I wrote all that, heels digging into faith even as the flesh in me was tempted to slip and turn away. The 11th hour had arrived and there was no evidence that anything was going to change.
I hung on as long as I could to Romans 5:3-5, “We rejoice in afflictions. For we know that afflictions bring the capacity to stay with things, or patience, to the fullest form. And patience proves that the hope was right. And the hope does not put us to shame because God’s love has been poured into our hearts.”
Buckled over in tears, in the quiet of that early February morning, something in me broke, I felt it break, and when it did so my soul in all its emptiness was able to plead with purity. Every sob released something of my own power and when I had finally come to the end of myself, I heaved heavy in the arms of my sister and my husband who held me tight, and then I rested deeply. In their love, silent of words though it was for they were grieving too, I felt the powerful presence of God, a dear friend who had every marvelous plan for redemption up His sleeve.

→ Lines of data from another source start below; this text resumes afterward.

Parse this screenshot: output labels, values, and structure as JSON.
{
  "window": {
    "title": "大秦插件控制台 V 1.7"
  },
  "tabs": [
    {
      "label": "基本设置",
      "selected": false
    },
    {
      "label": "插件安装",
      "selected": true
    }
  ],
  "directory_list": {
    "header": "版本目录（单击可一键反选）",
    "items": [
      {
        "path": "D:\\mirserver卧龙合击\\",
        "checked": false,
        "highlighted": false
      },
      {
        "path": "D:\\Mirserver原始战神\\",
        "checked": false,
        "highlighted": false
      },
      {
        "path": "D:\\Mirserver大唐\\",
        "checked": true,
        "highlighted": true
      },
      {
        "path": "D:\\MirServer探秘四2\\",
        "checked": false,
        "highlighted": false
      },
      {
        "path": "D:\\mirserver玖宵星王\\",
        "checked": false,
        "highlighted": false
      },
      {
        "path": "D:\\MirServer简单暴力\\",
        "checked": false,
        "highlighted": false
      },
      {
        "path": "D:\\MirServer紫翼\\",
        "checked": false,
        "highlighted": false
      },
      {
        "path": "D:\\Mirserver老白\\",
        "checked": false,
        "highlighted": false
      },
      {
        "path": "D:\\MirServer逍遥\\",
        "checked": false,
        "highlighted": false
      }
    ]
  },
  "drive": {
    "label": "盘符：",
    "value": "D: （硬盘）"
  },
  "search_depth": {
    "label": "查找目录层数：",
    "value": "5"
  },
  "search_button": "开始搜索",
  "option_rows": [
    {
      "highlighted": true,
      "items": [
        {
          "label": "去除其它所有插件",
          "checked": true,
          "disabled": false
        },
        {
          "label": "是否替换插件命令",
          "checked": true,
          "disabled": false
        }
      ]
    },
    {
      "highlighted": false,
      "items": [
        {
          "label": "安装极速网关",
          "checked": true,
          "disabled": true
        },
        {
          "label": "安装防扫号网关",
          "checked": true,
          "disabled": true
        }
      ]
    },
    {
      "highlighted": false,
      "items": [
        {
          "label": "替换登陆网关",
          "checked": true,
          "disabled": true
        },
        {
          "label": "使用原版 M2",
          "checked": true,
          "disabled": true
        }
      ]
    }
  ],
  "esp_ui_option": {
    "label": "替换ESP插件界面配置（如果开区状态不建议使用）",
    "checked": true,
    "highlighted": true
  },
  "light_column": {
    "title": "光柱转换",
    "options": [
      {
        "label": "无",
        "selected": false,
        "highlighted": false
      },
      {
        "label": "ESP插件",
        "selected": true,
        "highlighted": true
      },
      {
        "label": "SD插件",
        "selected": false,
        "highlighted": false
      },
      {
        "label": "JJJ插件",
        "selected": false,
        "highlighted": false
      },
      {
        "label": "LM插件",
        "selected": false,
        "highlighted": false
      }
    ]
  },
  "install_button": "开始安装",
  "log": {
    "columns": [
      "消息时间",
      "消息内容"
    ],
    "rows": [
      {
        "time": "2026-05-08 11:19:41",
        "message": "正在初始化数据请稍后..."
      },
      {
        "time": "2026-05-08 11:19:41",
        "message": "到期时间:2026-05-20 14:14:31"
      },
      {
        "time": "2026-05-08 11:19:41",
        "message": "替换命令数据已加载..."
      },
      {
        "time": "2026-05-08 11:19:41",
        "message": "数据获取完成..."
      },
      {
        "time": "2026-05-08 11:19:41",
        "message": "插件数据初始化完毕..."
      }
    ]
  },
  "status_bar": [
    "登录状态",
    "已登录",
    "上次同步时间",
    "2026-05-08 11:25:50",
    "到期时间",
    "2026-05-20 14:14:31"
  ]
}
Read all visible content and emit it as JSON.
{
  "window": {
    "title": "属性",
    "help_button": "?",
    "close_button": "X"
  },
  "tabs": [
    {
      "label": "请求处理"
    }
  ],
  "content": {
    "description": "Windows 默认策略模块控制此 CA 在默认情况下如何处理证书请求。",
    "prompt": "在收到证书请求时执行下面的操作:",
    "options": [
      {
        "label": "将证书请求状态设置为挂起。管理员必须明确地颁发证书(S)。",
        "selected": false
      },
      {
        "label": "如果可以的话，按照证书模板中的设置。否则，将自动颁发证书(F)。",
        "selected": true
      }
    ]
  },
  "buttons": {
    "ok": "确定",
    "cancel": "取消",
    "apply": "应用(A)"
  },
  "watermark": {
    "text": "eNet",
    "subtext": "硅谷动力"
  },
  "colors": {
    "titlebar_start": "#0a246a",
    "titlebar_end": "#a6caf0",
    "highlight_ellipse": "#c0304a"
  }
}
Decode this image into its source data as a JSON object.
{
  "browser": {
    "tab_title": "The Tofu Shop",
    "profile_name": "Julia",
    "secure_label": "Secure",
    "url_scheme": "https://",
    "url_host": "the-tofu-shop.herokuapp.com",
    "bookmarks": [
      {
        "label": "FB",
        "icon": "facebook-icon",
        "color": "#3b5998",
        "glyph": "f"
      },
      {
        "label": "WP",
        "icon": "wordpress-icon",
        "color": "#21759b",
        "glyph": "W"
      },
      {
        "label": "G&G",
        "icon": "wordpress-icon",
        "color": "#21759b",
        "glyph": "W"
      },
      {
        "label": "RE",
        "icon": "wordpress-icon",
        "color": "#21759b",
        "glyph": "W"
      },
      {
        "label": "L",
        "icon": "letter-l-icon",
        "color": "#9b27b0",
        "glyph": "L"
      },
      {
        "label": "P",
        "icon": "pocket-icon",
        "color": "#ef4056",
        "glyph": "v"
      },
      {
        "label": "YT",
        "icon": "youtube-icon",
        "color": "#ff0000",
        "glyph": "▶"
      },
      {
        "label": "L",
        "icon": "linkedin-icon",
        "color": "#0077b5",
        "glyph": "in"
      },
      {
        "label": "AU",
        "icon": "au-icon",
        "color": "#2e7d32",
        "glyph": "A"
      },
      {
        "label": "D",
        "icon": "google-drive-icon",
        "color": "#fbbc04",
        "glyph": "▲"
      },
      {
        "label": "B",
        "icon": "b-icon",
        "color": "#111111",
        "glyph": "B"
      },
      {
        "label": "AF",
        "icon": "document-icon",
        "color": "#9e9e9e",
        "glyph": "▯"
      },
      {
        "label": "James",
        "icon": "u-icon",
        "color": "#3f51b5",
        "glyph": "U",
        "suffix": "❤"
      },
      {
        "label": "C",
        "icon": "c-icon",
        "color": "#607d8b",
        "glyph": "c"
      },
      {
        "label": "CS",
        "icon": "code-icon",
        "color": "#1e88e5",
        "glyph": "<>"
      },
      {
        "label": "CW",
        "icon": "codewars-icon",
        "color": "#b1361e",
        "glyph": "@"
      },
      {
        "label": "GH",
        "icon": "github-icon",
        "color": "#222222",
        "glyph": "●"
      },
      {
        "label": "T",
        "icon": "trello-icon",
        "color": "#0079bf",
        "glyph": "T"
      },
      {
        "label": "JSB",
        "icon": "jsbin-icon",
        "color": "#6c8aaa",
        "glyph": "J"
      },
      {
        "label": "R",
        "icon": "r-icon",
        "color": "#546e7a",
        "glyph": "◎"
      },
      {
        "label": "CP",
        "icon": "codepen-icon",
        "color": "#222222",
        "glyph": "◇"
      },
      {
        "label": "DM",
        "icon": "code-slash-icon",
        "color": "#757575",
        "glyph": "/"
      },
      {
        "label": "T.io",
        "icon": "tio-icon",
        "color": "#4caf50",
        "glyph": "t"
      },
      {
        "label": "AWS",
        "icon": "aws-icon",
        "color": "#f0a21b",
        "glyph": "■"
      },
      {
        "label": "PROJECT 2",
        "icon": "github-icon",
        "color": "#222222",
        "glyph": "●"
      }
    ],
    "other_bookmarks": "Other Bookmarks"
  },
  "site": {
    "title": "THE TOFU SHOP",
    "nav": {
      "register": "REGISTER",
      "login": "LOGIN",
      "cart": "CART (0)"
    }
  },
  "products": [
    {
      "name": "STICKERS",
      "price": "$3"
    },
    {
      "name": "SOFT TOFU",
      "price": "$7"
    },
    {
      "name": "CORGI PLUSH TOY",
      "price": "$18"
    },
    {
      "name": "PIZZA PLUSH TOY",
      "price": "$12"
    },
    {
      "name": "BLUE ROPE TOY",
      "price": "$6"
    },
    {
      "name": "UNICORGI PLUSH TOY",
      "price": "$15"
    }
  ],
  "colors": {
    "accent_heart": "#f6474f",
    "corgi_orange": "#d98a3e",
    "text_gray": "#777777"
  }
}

In the knowing that He was going to be there with me, no matter how this baby was going to be born, I fell back asleep and a blanket of holy covered me. What I could do no more for herself, I let Someone else do for me. Exodus 14:14 whispered I could rest, “The Lord your God will fight for you, you have only to be still.”
I awoke again at 5 am. My body was still not in labor, but the panic of what that meant was gone. In the absence of worry, I was given the gift of a vision where I saw myself, in that very room, with a newborn baby in my arms only 10 minutes old. HOW it would happen I did not know, but THAT it would happen I believed deep.
And 12 hours later, the tension of faith and doubt was resolved. God moved just as he brilliantly does, in the 11th hour, where all glory is unmistakably His. She was here!
Emmanuelle Poem Cecil born 9lbs and 21.5 inches long, at 9:49pm Sunday February 5th, in our little apartment, downtown. I had labored and delivered at home, and she was born in water, straight into my husband and my arms just as I had envisioned she would be.
Never had I felt so much joy and relief holding her. Never had I felt so sure God was with us, that He had always been with us, and always would be with us still. God indeed writes only great stories, and when we lean into Him completely we get the excitement of living His stories as our very own lives.
Emmanuelle had come into the world in a way that would give lasting meaning to her name.
The gift of waiting 15 extra days for my baby to be born was the gift of a deeper intimacy with my Lord. This is what trials of any kind can give each one of us. This is what James 1:3-5 promises. I knew before what God was capable of doing for others, but now I knew what God was capable of doing for me. Now I knew with a deep knowing that He is faithful to redeem every area of our lives that we turn over to him for redemption; He is waiting to give us all the strength we need just on the other side of all our efforts to supply our own; and, He will not put our hope to shame when our hope is in Him.
photo by Toni Greaves